The response must contain every line of the records that follow, duplicated exactly.
*** Block opens ***
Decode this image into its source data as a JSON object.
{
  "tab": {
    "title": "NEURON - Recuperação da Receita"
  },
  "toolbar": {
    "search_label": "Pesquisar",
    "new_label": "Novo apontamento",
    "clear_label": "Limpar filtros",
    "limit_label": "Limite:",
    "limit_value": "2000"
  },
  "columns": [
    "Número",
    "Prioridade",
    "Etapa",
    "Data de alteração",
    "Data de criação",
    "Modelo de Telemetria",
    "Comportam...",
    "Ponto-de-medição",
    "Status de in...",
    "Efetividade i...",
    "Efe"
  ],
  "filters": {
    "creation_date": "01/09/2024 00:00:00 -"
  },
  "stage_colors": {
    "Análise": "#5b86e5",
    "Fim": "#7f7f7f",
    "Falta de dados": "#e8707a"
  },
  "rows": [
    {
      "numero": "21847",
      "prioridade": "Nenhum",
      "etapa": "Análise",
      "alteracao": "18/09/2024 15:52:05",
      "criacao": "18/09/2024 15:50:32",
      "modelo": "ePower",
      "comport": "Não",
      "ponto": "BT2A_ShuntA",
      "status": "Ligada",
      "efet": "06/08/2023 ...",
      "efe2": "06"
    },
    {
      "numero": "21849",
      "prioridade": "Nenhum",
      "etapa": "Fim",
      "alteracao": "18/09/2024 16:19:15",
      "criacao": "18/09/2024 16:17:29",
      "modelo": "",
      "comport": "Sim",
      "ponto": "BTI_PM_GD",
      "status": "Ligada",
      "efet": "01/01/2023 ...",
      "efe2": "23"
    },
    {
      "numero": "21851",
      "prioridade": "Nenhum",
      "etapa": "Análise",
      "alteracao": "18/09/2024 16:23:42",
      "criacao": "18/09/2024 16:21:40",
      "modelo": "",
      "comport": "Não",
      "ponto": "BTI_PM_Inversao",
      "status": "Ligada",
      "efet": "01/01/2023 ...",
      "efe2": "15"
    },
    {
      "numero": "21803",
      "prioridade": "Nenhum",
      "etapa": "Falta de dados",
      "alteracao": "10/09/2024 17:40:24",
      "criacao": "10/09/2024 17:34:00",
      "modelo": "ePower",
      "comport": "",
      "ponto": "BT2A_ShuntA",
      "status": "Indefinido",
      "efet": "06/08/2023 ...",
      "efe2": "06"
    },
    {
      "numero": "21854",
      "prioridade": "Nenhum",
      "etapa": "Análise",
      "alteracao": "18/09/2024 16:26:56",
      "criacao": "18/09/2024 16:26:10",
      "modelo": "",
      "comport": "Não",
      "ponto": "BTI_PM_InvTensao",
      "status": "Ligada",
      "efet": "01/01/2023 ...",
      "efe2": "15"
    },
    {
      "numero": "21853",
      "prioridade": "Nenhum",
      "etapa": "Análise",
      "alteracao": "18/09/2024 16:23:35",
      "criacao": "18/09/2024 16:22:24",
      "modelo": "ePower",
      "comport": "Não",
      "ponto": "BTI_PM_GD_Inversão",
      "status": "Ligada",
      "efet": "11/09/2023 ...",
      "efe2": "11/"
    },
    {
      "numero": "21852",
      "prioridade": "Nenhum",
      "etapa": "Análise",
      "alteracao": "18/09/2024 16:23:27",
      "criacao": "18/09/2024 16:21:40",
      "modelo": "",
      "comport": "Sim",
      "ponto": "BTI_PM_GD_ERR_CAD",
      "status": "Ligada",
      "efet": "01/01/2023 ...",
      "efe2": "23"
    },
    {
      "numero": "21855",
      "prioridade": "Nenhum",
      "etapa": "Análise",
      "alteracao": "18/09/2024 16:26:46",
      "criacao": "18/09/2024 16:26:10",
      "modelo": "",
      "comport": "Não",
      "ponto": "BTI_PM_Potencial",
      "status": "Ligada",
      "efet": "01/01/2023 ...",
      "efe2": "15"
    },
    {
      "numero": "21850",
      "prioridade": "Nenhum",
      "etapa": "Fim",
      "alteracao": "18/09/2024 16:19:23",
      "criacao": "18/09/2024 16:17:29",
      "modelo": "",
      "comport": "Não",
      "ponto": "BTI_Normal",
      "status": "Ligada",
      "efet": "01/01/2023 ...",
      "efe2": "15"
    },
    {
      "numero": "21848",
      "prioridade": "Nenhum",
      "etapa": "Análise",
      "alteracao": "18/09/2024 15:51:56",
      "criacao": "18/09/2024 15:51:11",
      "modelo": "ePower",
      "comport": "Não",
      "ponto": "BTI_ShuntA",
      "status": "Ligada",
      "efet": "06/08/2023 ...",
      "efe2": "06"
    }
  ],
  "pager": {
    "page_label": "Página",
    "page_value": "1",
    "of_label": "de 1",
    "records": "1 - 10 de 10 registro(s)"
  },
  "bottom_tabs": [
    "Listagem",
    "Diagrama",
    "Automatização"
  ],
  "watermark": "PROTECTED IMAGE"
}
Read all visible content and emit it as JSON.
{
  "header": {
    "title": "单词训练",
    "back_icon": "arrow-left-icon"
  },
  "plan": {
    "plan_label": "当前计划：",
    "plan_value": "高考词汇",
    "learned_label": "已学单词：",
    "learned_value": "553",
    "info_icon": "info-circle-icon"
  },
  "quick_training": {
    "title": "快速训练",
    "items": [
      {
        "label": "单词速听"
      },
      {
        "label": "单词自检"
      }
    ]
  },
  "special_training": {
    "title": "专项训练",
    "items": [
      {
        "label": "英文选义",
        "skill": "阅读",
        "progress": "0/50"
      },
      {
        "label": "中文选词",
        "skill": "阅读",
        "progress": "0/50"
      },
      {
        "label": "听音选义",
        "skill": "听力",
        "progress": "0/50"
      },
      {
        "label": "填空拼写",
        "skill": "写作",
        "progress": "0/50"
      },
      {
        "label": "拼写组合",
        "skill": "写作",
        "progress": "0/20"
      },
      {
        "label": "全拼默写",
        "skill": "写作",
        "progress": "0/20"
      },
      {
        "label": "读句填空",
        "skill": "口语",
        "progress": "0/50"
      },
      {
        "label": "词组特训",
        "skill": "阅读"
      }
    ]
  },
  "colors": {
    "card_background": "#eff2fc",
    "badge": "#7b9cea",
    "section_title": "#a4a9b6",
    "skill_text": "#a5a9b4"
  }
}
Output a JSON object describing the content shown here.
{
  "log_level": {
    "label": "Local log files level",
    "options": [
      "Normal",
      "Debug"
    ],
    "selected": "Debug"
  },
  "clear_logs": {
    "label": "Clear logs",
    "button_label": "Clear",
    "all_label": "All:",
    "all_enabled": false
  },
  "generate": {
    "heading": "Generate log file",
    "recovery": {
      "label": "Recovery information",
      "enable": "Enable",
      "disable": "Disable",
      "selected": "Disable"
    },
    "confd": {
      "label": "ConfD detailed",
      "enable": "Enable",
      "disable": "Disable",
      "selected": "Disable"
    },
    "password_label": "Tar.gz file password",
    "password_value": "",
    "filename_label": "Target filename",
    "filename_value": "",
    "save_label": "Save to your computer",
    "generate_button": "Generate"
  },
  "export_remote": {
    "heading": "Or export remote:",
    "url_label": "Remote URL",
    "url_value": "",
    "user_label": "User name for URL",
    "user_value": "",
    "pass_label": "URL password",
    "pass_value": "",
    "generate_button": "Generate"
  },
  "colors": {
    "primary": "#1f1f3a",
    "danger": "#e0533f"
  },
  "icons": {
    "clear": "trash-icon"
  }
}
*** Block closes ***
* Task output
Decode this image into its source data as a JSON object.
{
  "tab": {
    "title": "NEURON - Recuperação da Receita"
  },
  "toolbar": {
    "search_label": "Pesquisar",
    "new_label": "Novo apontamento",
    "clear_label": "Limpar filtros",
    "limit_label": "Limite:",
    "limit_value": "2000"
  },
  "columns": [
    "Número",
    "Prioridade",
    "Etapa",
    "Data de alteração",
    "Data de criação",
    "Modelo de Telemetria",
    "Comportam...",
    "Ponto-de-medição",
    "Status de in...",
    "Efetividade i...",
    "Efe"
  ],
  "filters": {
    "creation_date": "01/09/2024 00:00:00 -"
  },
  "stage_colors": {
    "Análise": "#5b86e5",
    "Fim": "#7f7f7f",
    "Falta de dados": "#e8707a"
  },
  "rows": [
    {
      "numero": "21847",
      "prioridade": "Nenhum",
      "etapa": "Análise",
      "alteracao": "18/09/2024 15:52:05",
      "criacao": "18/09/2024 15:50:32",
      "modelo": "ePower",
      "comport": "Não",
      "ponto": "BT2A_ShuntA",
      "status": "Ligada",
      "efet": "06/08/2023 ...",
      "efe2": "06"
    },
    {
      "numero": "21849",
      "prioridade": "Nenhum",
      "etapa": "Fim",
      "alteracao": "18/09/2024 16:19:15",
      "criacao": "18/09/2024 16:17:29",
      "modelo": "",
      "comport": "Sim",
      "ponto": "BTI_PM_GD",
      "status": "Ligada",
      "efet": "01/01/2023 ...",
      "efe2": "23"
    },
    {
      "numero": "21851",
      "prioridade": "Nenhum",
      "etapa": "Análise",
      "alteracao": "18/09/2024 16:23:42",
      "criacao": "18/09/2024 16:21:40",
      "modelo": "",
      "comport": "Não",
      "ponto": "BTI_PM_Inversao",
      "status": "Ligada",
      "efet": "01/01/2023 ...",
      "efe2": "15"
    },
    {
      "numero": "21803",
      "prioridade": "Nenhum",
      "etapa": "Falta de dados",
      "alteracao": "10/09/2024 17:40:24",
      "criacao": "10/09/2024 17:34:00",
      "modelo": "ePower",
      "comport": "",
      "ponto": "BT2A_ShuntA",
      "status": "Indefinido",
      "efet": "06/08/2023 ...",
      "efe2": "06"
    },
    {
      "numero": "21854",
      "prioridade": "Nenhum",
      "etapa": "Análise",
      "alteracao": "18/09/2024 16:26:56",
      "criacao": "18/09/2024 16:26:10",
      "modelo": "",
      "comport": "Não",
      "ponto": "BTI_PM_InvTensao",
      "status": "Ligada",
      "efet": "01/01/2023 ...",
      "efe2": "15"
    },
    {
      "numero": "21853",
      "prioridade": "Nenhum",
      "etapa": "Análise",
      "alteracao": "18/09/2024 16:23:35",
      "criacao": "18/09/2024 16:22:24",
      "modelo": "ePower",
      "comport": "Não",
      "ponto": "BTI_PM_GD_Inversão",
      "status": "Ligada",
      "efet": "11/09/2023 ...",
      "efe2": "11/"
    },
    {
      "numero": "21852",
      "prioridade": "Nenhum",
      "etapa": "Análise",
      "alteracao": "18/09/2024 16:23:27",
      "criacao": "18/09/2024 16:21:40",
      "modelo": "",
      "comport": "Sim",
      "ponto": "BTI_PM_GD_ERR_CAD",
      "status": "Ligada",
      "efet": "01/01/2023 ...",
      "efe2": "23"
    },
    {
      "numero": "21855",
      "prioridade": "Nenhum",
      "etapa": "Análise",
      "alteracao": "18/09/2024 16:26:46",
      "criacao": "18/09/2024 16:26:10",
      "modelo": "",
      "comport": "Não",
      "ponto": "BTI_PM_Potencial",
      "status": "Ligada",
      "efet": "01/01/2023 ...",
      "efe2": "15"
    },
    {
      "numero": "21850",
      "prioridade": "Nenhum",
      "etapa": "Fim",
      "alteracao": "18/09/2024 16:19:23",
      "criacao": "18/09/2024 16:17:29",
      "modelo": "",
      "comport": "Não",
      "ponto": "BTI_Normal",
      "status": "Ligada",
      "efet": "01/01/2023 ...",
      "efe2": "15"
    },
    {
      "numero": "21848",
      "prioridade": "Nenhum",
      "etapa": "Análise",
      "alteracao": "18/09/2024 15:51:56",
      "criacao": "18/09/2024 15:51:11",
      "modelo": "ePower",
      "comport": "Não",
      "ponto": "BTI_ShuntA",
      "status": "Ligada",
      "efet": "06/08/2023 ...",
      "efe2": "06"
    }
  ],
  "pager": {
    "page_label": "Página",
    "page_value": "1",
    "of_label": "de 1",
    "records": "1 - 10 de 10 registro(s)"
  },
  "bottom_tabs": [
    "Listagem",
    "Diagrama",
    "Automatização"
  ],
  "watermark": "PROTECTED IMAGE"
}
Read all visible content and emit it as JSON.
{
  "header": {
    "title": "单词训练",
    "back_icon": "arrow-left-icon"
  },
  "plan": {
    "plan_label": "当前计划：",
    "plan_value": "高考词汇",
    "learned_label": "已学单词：",
    "learned_value": "553",
    "info_icon": "info-circle-icon"
  },
  "quick_training": {
    "title": "快速训练",
    "items": [
      {
        "label": "单词速听"
      },
      {
        "label": "单词自检"
      }
    ]
  },
  "special_training": {
    "title": "专项训练",
    "items": [
      {
        "label": "英文选义",
        "skill": "阅读",
        "progress": "0/50"
      },
      {
        "label": "中文选词",
        "skill": "阅读",
        "progress": "0/50"
      },
      {
        "label": "听音选义",
        "skill": "听力",
        "progress": "0/50"
      },
      {
        "label": "填空拼写",
        "skill": "写作",
        "progress": "0/50"
      },
      {
        "label": "拼写组合",
        "skill": "写作",
        "progress": "0/20"
      },
      {
        "label": "全拼默写",
        "skill": "写作",
        "progress": "0/20"
      },
      {
        "label": "读句填空",
        "skill": "口语",
        "progress": "0/50"
      },
      {
        "label": "词组特训",
        "skill": "阅读"
      }
    ]
  },
  "colors": {
    "card_background": "#eff2fc",
    "badge": "#7b9cea",
    "section_title": "#a4a9b6",
    "skill_text": "#a5a9b4"
  }
}
Output a JSON object describing the content shown here.
{
  "log_level": {
    "label": "Local log files level",
    "options": [
      "Normal",
      "Debug"
    ],
    "selected": "Debug"
  },
  "clear_logs": {
    "label": "Clear logs",
    "button_label": "Clear",
    "all_label": "All:",
    "all_enabled": false
  },
  "generate": {
    "heading": "Generate log file",
    "recovery": {
      "label": "Recovery information",
      "enable": "Enable",
      "disable": "Disable",
      "selected": "Disable"
    },
    "confd": {
      "label": "ConfD detailed",
      "enable": "Enable",
      "disable": "Disable",
      "selected": "Disable"
    },
    "password_label": "Tar.gz file password",
    "password_value": "",
    "filename_label": "Target filename",
    "filename_value": "",
    "save_label": "Save to your computer",
    "generate_button": "Generate"
  },
  "export_remote": {
    "heading": "Or export remote:",
    "url_label": "Remote URL",
    "url_value": "",
    "user_label": "User name for URL",
    "user_value": "",
    "pass_label": "URL password",
    "pass_value": "",
    "generate_button": "Generate"
  },
  "colors": {
    "primary": "#1f1f3a",
    "danger": "#e0533f"
  },
  "icons": {
    "clear": "trash-icon"
  }
}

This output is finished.